▸ Task brief
Give as output the line that contains "Enumerate this screenshot's", followed by every remaining line of the entries, unchanged and with nothing added.

(Records from a data source)
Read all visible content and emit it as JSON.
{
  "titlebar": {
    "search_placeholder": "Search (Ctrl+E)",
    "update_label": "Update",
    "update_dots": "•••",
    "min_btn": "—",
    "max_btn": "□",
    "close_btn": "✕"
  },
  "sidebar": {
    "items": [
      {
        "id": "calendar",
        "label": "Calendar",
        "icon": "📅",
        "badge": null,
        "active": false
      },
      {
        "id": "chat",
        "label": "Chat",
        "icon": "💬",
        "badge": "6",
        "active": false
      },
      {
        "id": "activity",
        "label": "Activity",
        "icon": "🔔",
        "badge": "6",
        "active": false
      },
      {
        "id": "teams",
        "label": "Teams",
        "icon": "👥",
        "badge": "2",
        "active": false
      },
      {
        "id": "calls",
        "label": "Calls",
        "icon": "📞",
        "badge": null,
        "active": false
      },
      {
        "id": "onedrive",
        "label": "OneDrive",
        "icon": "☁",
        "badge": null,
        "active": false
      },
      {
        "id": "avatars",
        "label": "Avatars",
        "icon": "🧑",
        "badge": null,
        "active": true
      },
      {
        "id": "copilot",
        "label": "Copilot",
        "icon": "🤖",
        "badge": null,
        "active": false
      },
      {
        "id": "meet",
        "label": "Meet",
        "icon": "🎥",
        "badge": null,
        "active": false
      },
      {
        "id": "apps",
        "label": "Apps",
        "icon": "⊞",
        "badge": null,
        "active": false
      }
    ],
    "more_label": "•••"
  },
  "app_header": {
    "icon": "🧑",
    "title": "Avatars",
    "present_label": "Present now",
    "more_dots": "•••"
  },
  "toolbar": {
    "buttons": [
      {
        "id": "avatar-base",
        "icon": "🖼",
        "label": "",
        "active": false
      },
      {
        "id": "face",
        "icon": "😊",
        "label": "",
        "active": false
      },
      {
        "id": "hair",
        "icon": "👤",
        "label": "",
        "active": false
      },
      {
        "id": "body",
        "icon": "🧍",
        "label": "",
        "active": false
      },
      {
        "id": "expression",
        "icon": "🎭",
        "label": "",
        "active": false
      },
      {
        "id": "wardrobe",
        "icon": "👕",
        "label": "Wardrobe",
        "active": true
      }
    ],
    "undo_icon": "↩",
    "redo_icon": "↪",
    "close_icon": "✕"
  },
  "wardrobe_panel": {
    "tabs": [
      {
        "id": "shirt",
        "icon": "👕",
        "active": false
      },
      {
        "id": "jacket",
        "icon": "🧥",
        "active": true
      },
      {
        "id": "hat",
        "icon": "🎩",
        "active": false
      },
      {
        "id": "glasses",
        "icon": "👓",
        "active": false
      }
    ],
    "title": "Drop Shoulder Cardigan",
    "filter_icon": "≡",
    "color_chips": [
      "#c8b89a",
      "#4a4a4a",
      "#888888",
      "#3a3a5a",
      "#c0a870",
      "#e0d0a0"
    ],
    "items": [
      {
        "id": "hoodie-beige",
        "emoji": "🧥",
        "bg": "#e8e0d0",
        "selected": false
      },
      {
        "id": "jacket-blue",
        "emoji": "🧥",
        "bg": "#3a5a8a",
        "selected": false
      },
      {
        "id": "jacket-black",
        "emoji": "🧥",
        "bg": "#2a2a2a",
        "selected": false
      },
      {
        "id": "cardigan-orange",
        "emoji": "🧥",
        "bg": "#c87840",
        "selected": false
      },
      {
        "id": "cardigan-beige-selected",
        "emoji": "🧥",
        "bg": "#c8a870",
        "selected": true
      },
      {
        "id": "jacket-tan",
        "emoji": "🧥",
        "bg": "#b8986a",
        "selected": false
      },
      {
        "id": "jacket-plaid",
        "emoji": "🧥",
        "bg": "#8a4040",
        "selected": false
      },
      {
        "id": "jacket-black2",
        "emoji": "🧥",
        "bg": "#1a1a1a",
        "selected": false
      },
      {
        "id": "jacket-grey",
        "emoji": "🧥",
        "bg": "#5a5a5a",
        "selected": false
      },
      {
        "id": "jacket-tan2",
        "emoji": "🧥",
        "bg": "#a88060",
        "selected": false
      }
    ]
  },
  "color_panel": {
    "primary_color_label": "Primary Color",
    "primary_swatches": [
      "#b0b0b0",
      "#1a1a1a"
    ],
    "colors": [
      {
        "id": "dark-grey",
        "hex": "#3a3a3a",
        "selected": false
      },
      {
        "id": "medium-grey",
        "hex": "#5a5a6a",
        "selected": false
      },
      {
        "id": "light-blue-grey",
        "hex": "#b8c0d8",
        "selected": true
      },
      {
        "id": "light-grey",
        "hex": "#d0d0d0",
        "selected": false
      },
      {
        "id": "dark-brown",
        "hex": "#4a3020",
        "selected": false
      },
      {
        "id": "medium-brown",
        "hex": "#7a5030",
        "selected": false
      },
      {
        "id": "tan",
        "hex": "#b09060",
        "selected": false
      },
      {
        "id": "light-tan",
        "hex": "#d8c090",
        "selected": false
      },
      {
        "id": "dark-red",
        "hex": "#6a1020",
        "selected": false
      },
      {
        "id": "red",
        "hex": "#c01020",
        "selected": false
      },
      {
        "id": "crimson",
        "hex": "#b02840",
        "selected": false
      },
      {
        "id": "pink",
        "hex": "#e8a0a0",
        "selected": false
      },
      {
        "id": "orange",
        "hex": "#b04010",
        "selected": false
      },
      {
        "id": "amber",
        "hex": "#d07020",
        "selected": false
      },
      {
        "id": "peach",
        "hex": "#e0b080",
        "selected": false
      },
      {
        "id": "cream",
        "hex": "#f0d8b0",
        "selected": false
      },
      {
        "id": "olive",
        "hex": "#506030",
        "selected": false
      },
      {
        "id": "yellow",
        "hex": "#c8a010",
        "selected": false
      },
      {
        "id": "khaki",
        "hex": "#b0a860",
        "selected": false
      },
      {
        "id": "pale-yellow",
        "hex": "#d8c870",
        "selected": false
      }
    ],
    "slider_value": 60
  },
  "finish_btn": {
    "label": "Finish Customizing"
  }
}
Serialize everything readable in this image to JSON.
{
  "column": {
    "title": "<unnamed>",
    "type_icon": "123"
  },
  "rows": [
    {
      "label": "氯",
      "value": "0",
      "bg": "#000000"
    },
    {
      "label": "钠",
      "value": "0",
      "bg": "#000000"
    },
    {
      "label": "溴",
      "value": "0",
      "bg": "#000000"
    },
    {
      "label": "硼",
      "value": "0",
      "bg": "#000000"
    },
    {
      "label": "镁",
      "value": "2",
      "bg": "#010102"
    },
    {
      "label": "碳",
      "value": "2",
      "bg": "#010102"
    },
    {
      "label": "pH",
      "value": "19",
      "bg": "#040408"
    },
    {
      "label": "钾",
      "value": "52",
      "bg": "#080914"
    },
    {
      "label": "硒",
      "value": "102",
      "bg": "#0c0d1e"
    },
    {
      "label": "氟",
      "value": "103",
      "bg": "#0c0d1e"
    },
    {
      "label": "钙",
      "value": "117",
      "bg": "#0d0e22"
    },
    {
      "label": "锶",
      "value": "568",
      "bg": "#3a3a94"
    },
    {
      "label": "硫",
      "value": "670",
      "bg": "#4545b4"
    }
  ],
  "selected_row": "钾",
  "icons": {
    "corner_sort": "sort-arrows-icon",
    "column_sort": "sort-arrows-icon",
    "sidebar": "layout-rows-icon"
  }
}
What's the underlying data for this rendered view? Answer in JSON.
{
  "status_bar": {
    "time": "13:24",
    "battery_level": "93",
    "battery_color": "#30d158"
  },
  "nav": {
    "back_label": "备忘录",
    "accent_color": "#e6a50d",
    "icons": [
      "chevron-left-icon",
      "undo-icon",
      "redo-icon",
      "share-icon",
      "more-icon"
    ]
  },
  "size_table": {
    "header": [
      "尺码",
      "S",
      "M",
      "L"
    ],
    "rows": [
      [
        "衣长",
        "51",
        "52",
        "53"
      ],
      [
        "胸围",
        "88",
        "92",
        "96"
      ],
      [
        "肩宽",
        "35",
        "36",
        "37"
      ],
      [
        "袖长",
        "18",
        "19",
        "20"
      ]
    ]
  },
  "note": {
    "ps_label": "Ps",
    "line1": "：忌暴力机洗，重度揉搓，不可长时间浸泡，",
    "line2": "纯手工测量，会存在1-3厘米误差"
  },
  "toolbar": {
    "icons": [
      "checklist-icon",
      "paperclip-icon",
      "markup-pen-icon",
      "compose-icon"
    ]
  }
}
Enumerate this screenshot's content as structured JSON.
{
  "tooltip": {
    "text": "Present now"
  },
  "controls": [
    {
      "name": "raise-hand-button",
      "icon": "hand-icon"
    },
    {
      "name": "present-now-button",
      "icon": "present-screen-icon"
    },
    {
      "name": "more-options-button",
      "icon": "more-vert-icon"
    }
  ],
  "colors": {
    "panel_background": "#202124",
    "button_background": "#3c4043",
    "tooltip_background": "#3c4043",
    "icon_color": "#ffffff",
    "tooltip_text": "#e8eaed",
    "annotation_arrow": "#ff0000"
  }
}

▸ Answer section
Enumerate this screenshot's content as structured JSON.
{
  "tooltip": {
    "text": "Present now"
  },
  "controls": [
    {
      "name": "raise-hand-button",
      "icon": "hand-icon"
    },
    {
      "name": "present-now-button",
      "icon": "present-screen-icon"
    },
    {
      "name": "more-options-button",
      "icon": "more-vert-icon"
    }
  ],
  "colors": {
    "panel_background": "#202124",
    "button_background": "#3c4043",
    "tooltip_background": "#3c4043",
    "icon_color": "#ffffff",
    "tooltip_text": "#e8eaed",
    "annotation_arrow": "#ff0000"
  }
}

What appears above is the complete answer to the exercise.